‘Justice is rooted in the very nature of God (Isa 40:14). He evenhandedly rewards good, and he does not ignore the sins of any (Psalm 33:5; 37:6, 28; 97:2; 99:4). Human judges do well to remember God in their courts. God does not take bribes (Deut 10:17) or pervert justice in any way (Gen 18:25; 2 Chron 19:7).’ (EDBT)

‘He “fills his mouth with arguments”. (Job 23:4) Let us also: this will increase faith and fervency.’ (Trapp)

‘Note, [1.] God is the Judge of all the earth; he gives charge to all, takes cognizance of all, and will pass sentence upon all. [2.] That God Almighty never did nor ever will do any wrong to any of the creatures, either by withholding that which is right or by exacting more than is right, Job 34:10, 11.’ (MHC)

‘Abraham does not ask God to save Lot: he asks God to act righteously.’ (Williams, The Bible Application Handbook)

18:26 So the LORD replied, “If I find in the city of Sodom fifty godly people, I will spare the whole place for their sake.”

‘He rested his argument upon the twin pillars of divine justice and divine mercy. Abraham was at a moral impasse: if the cities are destroyed, the innocent suffer, in which case the justice of God becomes suspect; or if the cities are spared, the guilty escape their just deserts, again impugning the integrity of God. His prayer, therefore, was that the mercy of God would deliver the city, to which God agrees “for the sake” of the righteous (v. 26).’ (NAC)

18:27 Then Abraham asked, “Since I have undertaken to speak to the Lord (although I am but dust and ashes), 18:28 what if there are five less than the fifty godly people? Will you destroy the whole city because five are lacking?” He replied, “I will not destroy it if I find forty-five there.”
18:29 Abraham spoke to him again, “What if forty are found there?” He replied, “I will not do it for the sake of the forty.”
18:30 Then Abraham said, “May the Lord not be angry so that I may speak!

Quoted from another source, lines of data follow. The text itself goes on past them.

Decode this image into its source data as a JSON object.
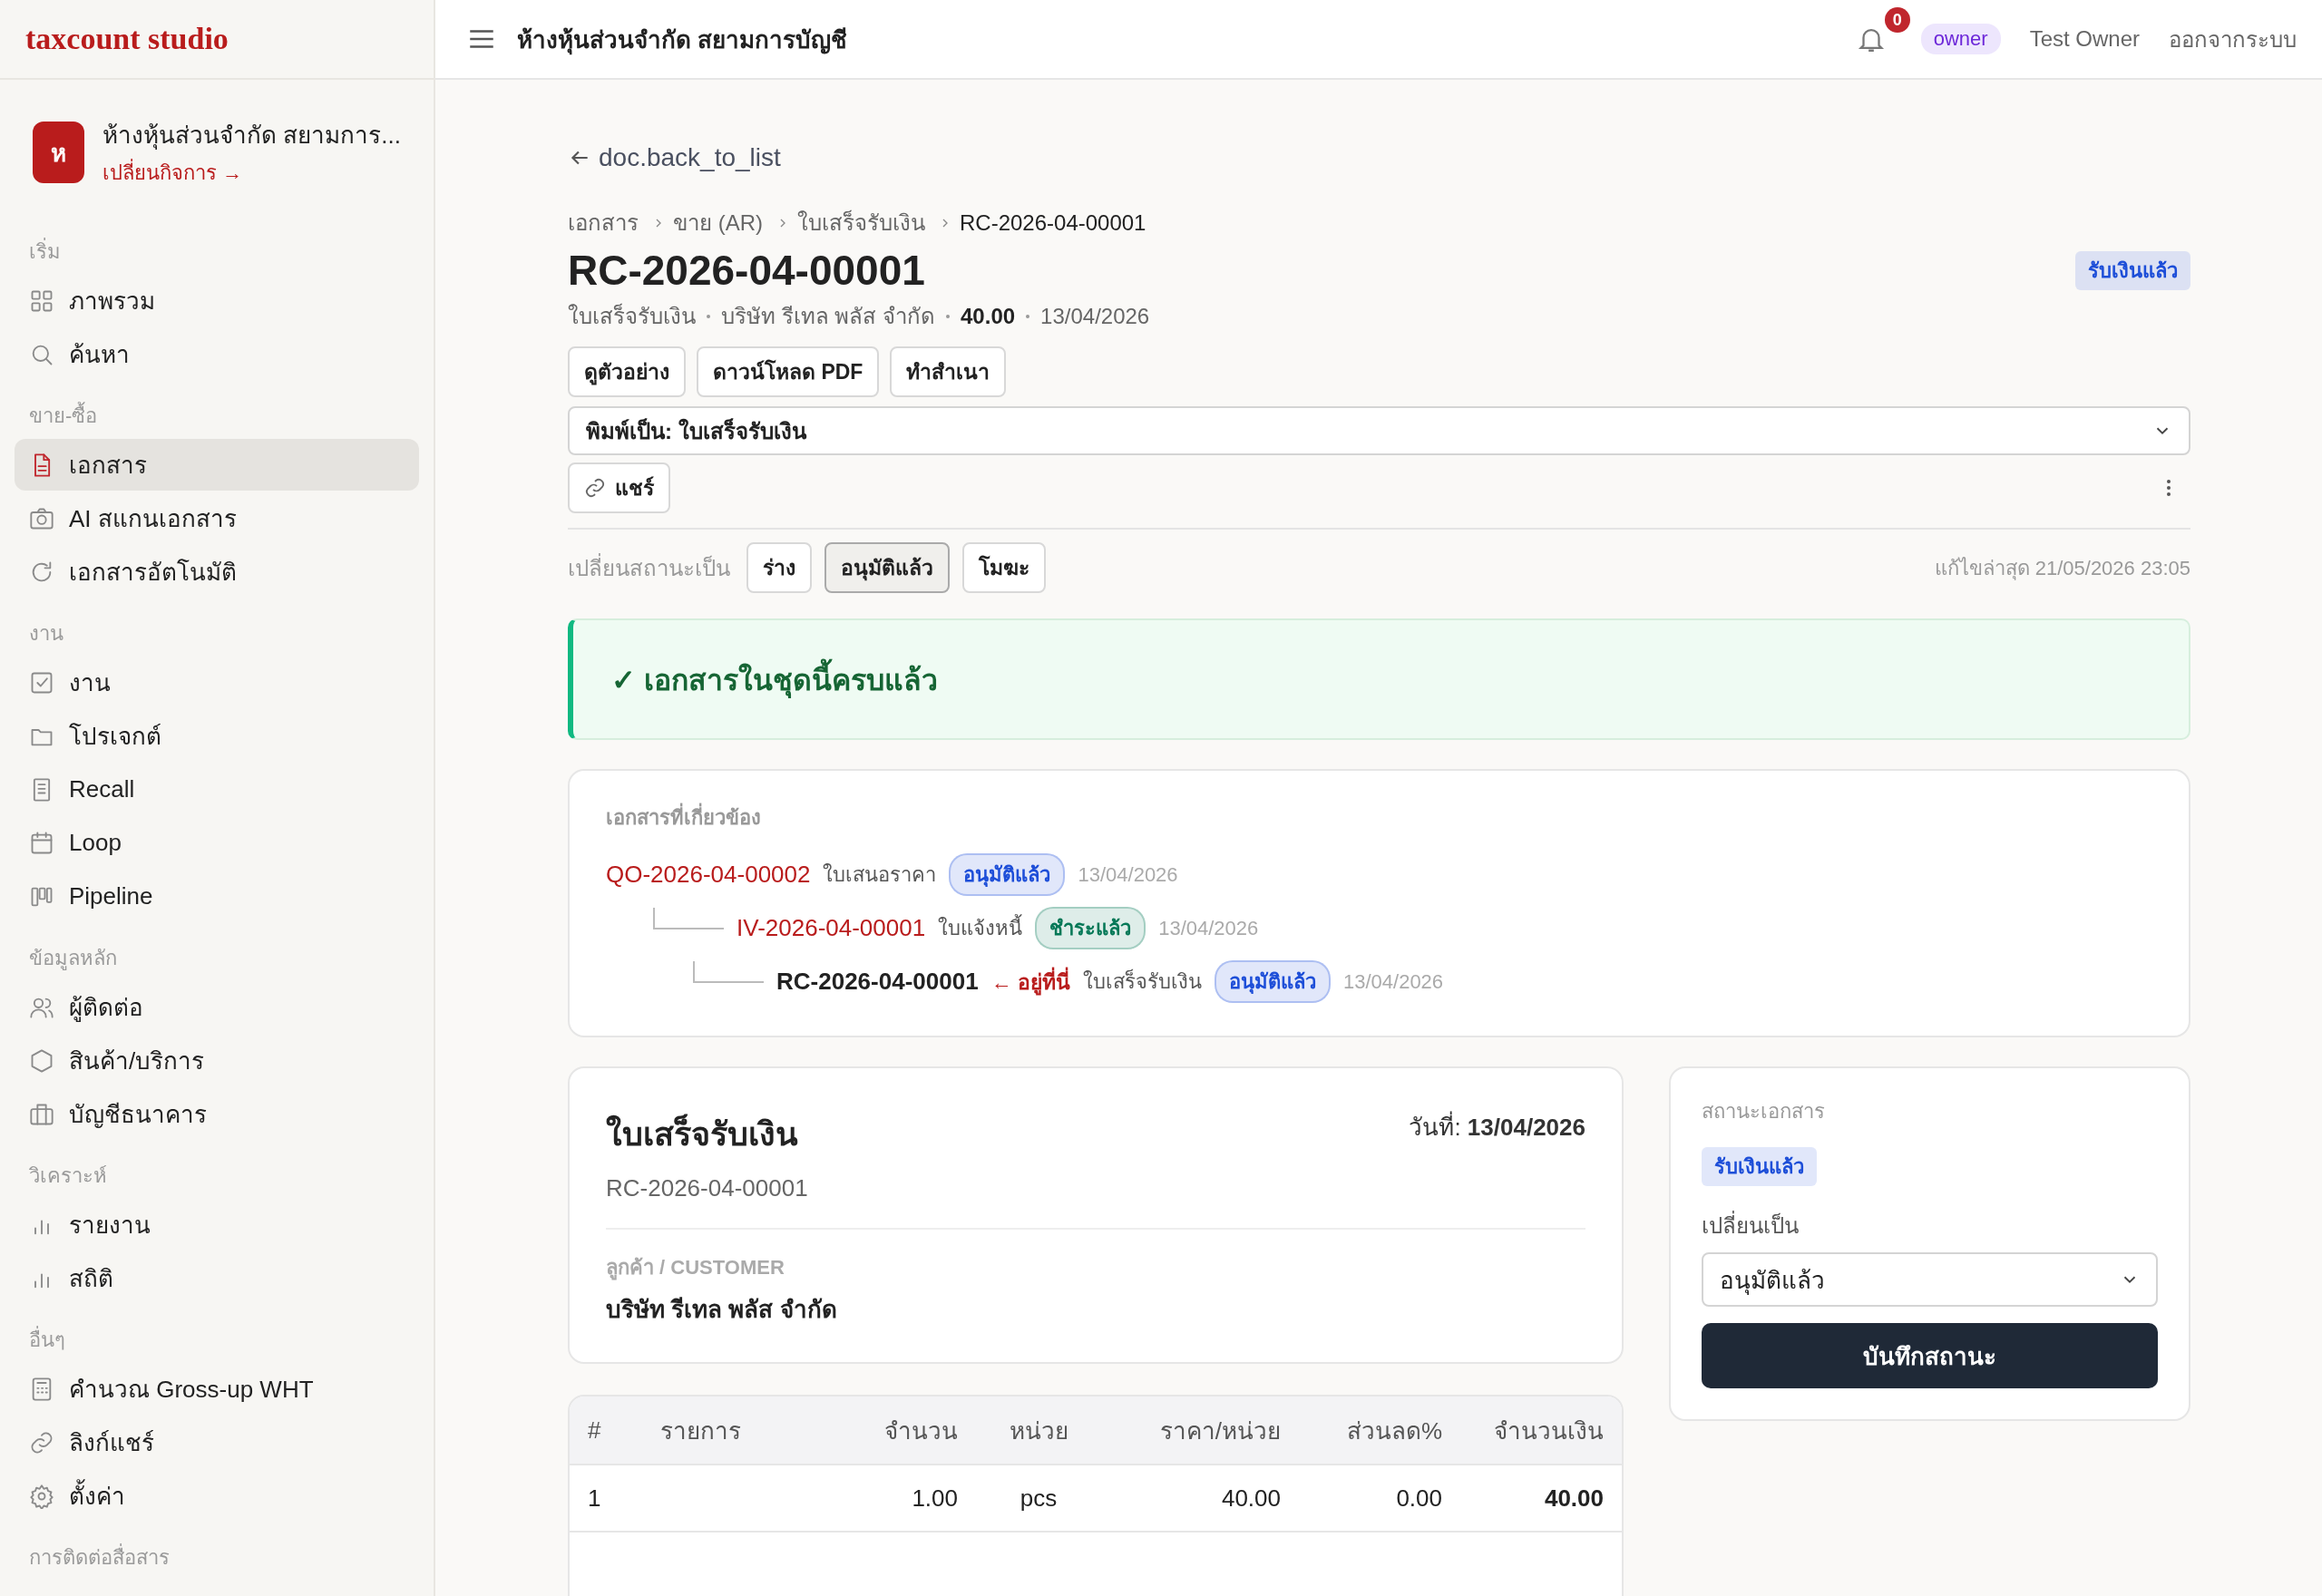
{
  "brand": "taxcount studio",
  "company": {
    "initial": "ห",
    "name": "ห้างหุ้นส่วนจำกัด สยามการ...",
    "switch_label": "เปลี่ยนกิจการ →"
  },
  "sidebar": {
    "sections": [
      {
        "title": "เริ่ม",
        "items": [
          {
            "label": "ภาพรวม",
            "selected": false
          },
          {
            "label": "ค้นหา",
            "selected": false
          }
        ]
      },
      {
        "title": "ขาย-ซื้อ",
        "items": [
          {
            "label": "เอกสาร",
            "selected": true
          },
          {
            "label": "AI สแกนเอกสาร",
            "selected": false
          },
          {
            "label": "เอกสารอัตโนมัติ",
            "selected": false
          }
        ]
      },
      {
        "title": "งาน",
        "items": [
          {
            "label": "งาน",
            "selected": false
          },
          {
            "label": "โปรเจกต์",
            "selected": false
          },
          {
            "label": "Recall",
            "selected": false
          },
          {
            "label": "Loop",
            "selected": false
          },
          {
            "label": "Pipeline",
            "selected": false
          }
        ]
      },
      {
        "title": "ข้อมูลหลัก",
        "items": [
          {
            "label": "ผู้ติดต่อ",
            "selected": false
          },
          {
            "label": "สินค้า/บริการ",
            "selected": false
          },
          {
            "label": "บัญชีธนาคาร",
            "selected": false
          }
        ]
      },
      {
        "title": "วิเคราะห์",
        "items": [
          {
            "label": "รายงาน",
            "selected": false
          },
          {
            "label": "สถิติ",
            "selected": false
          }
        ]
      },
      {
        "title": "อื่นๆ",
        "items": [
          {
            "label": "คำนวณ Gross-up WHT",
            "selected": false
          },
          {
            "label": "ลิงก์แชร์",
            "selected": false
          },
          {
            "label": "ตั้งค่า",
            "selected": false
          }
        ]
      },
      {
        "title": "การติดต่อสื่อสาร"
      }
    ]
  },
  "header": {
    "title": "ห้างหุ้นส่วนจำกัด สยามการบัญชี",
    "notifications": "0",
    "role": "owner",
    "user": "Test Owner",
    "logout": "ออกจากระบบ"
  },
  "document": {
    "back_link": "doc.back_to_list",
    "breadcrumb": [
      "เอกสาร",
      "ขาย (AR)",
      "ใบเสร็จรับเงิน",
      "RC-2026-04-00001"
    ],
    "title": "RC-2026-04-00001",
    "status_badge": {
      "label": "รับเงินแล้ว",
      "color": "#1d4ed8"
    },
    "meta": {
      "doc_type": "ใบเสร็จรับเงิน",
      "customer": "บริษัท รีเทล พลัส จำกัด",
      "amount": "40.00",
      "date": "13/04/2026"
    },
    "actions": [
      "ดูตัวอย่าง",
      "ดาวน์โหลด PDF",
      "ทำสำเนา"
    ],
    "print_as": "พิมพ์เป็น: ใบเสร็จรับเงิน",
    "share": "แชร์"
  },
  "status_change": {
    "label": "เปลี่ยนสถานะเป็น",
    "options": [
      {
        "label": "ร่าง",
        "selected": false
      },
      {
        "label": "อนุมัติแล้ว",
        "selected": true
      },
      {
        "label": "โมฆะ",
        "selected": false
      }
    ],
    "last_edited": "แก้ไขล่าสุด 21/05/2026 23:05"
  },
  "banner": {
    "text": "✓ เอกสารในชุดนี้ครบแล้ว"
  },
  "related": {
    "title": "เอกสารที่เกี่ยวข้อง",
    "items": [
      {
        "number": "QO-2026-04-00002",
        "type": "ใบเสนอราคา",
        "status": "อนุมัติแล้ว",
        "color": "#1d4ed8",
        "date": "13/04/2026",
        "current": false,
        "children": [
          {
            "number": "IV-2026-04-00001",
            "type": "ใบแจ้งหนี้",
            "status": "ชำระแล้ว",
            "color": "#047857",
            "date": "13/04/2026",
            "current": false,
            "children": [
              {
                "number": "RC-2026-04-00001",
                "here_label": "← อยู่ที่นี่",
                "type": "ใบเสร็จรับเงิน",
                "status": "อนุมัติแล้ว",
                "color": "#1d4ed8",
                "date": "13/04/2026",
                "current": true
              }
            ]
          }
        ]
      }
    ]
  },
  "receipt": {
    "title": "ใบเสร็จรับเงิน",
    "date_label": "วันที่:",
    "date": "13/04/2026",
    "number": "RC-2026-04-00001",
    "customer_label": "ลูกค้า / CUSTOMER",
    "customer": "บริษัท รีเทล พลัส จำกัด"
  },
  "items_table": {
    "columns": [
      "#",
      "รายการ",
      "จำนวน",
      "หน่วย",
      "ราคา/หน่วย",
      "ส่วนลด%",
      "จำนวนเงิน"
    ],
    "rows": [
      {
        "no": "1",
        "quantity": "1.00",
        "unit": "pcs",
        "price": "40.00",
        "discount": "0.00",
        "amount": "40.00"
      }
    ]
  },
  "status_panel": {
    "title": "สถานะเอกสาร",
    "badge": {
      "label": "รับเงินแล้ว",
      "color": "#1d4ed8"
    },
    "change_label": "เปลี่ยนเป็น",
    "select_value": "อนุมัติแล้ว",
    "save": "บันทึกสถานะ"
  }
}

What if thirty are found there?” He replied, “I will not do it if I find thirty there.”
18:31 Abraham said, “Since I have undertaken to speak to the Lord, what if only twenty are found there?” He replied, “I will not destroy it for the sake of the twenty.”
18:32 Finally Abraham said, “May the Lord not be angry so that I may speak just once more. What if ten are found there?” He replied, “I will not destroy it for the sake of the ten.”
18:33 The LORD went on his way when he had finished speaking to Abraham. Then Abraham returned home.

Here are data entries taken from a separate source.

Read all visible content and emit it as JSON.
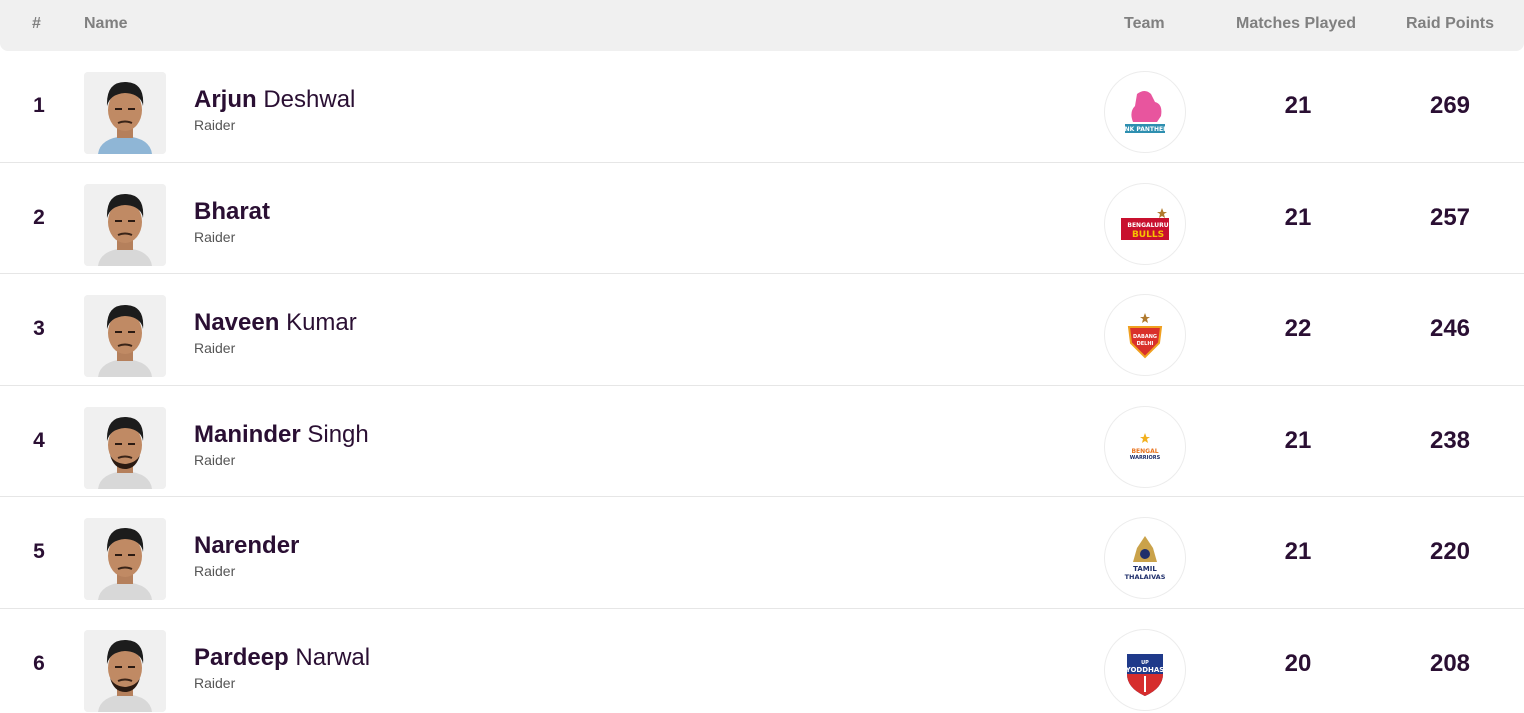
{
  "header": {
    "rank": "#",
    "name": "Name",
    "team": "Team",
    "matches": "Matches Played",
    "raid": "Raid Points"
  },
  "rows": [
    {
      "rank": "1",
      "first": "Arjun",
      "last": "Deshwal",
      "role": "Raider",
      "team": "Jaipur Pink Panthers",
      "team_icon": "pink-panther-logo",
      "matches": "21",
      "raid": "269",
      "team_color": "#e8559e"
    },
    {
      "rank": "2",
      "first": "Bharat",
      "last": "",
      "role": "Raider",
      "team": "Bengaluru Bulls",
      "team_icon": "bengaluru-bulls-logo",
      "matches": "21",
      "raid": "257",
      "team_color": "#c8102e"
    },
    {
      "rank": "3",
      "first": "Naveen",
      "last": "Kumar",
      "role": "Raider",
      "team": "Dabang Delhi K.C.",
      "team_icon": "dabang-delhi-logo",
      "matches": "22",
      "raid": "246",
      "team_color": "#d9302a"
    },
    {
      "rank": "4",
      "first": "Maninder",
      "last": "Singh",
      "role": "Raider",
      "team": "Bengal Warriors",
      "team_icon": "bengal-warriors-logo",
      "matches": "21",
      "raid": "238",
      "team_color": "#e8721c"
    },
    {
      "rank": "5",
      "first": "Narender",
      "last": "",
      "role": "Raider",
      "team": "Tamil Thalaivas",
      "team_icon": "tamil-thalaivas-logo",
      "matches": "21",
      "raid": "220",
      "team_color": "#1f2f6b"
    },
    {
      "rank": "6",
      "first": "Pardeep",
      "last": "Narwal",
      "role": "Raider",
      "team": "UP Yoddhas",
      "team_icon": "up-yoddhas-logo",
      "matches": "20",
      "raid": "208",
      "team_color": "#1f3a8a"
    }
  ]
}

‘The most striking feature of the moral enigma the story presents is the unexpected outcome in chap. 19; neither one of the two reasoned scenarios described above comes to pass. The innocent is spared, and the guilty appear consumed. Yet Lot’s request for the exemption of Zoar from destruction (Gen 19:21) is answered, showing that God does preserve the guilty on the account of the innocent Lot (Gen 18:26). The outcome shows that the Lord’s actions cannot be reduced to a simple juridical formula or precedent or that the Lord simply agreed to the patriarch’s intercessions. Both patriarchal figures, Abraham and Job, reflected openly on the justice of the Lord (as well as the psalmist) but ceased after hearing from the Lord (in each one’s own way), recognizing that they had no legitimate vantage point from which to govern the moral universe (e.g., Job 40:8; 42:1–7; Ps 73). Chapters 18–19 show that the Lord is truly free in his judgment and that his judgment is inscrutable. If Abraham is to father a heritage that adheres to the “way of the Lord by doing what is right and just” (v. 19), the question of the righteousness of God’s conduct is fundamental. The dialogue says more about the nature of God’s justice than the intercessory character of Abraham.’ (NAC)

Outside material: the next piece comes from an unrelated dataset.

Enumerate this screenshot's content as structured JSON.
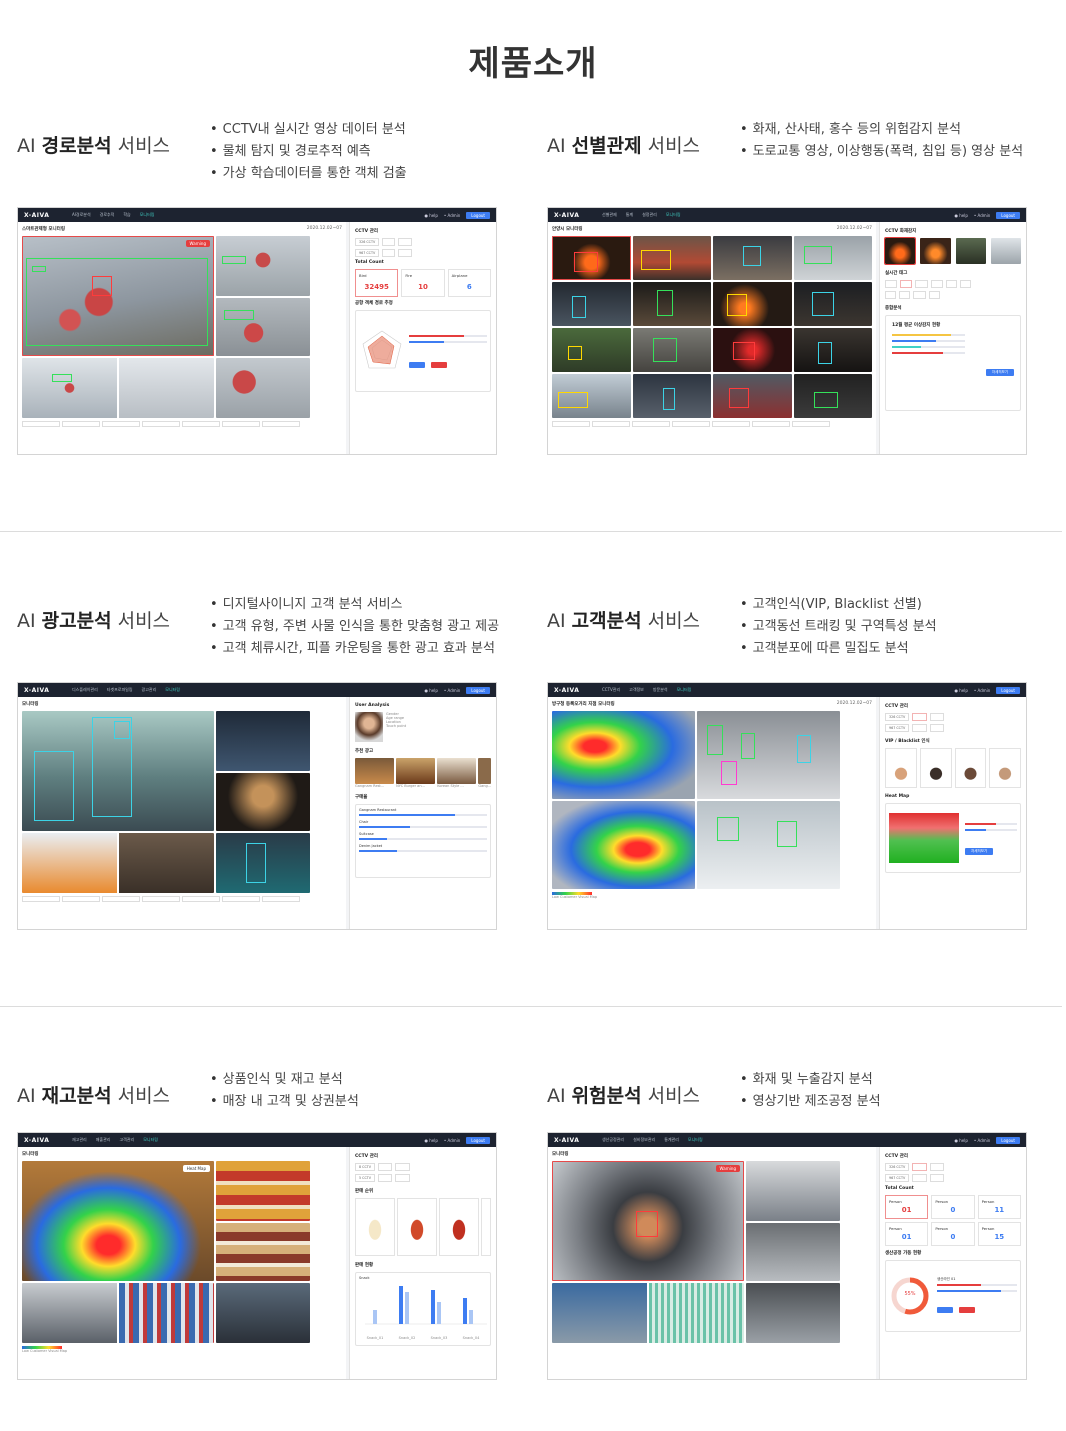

‘Since Abraham’s initial plea (vv. 23–25), the Lord had responded six times (vv. 26, 28b, 29b, 30b, 31b, 32b), but then he ceased (cp. 17:22). By the abrupt end, the narrative tension is retained, but more importantly the matter remains solely in the mysterious will of the “Judge of all the earth” (v. 25).’ (NAC)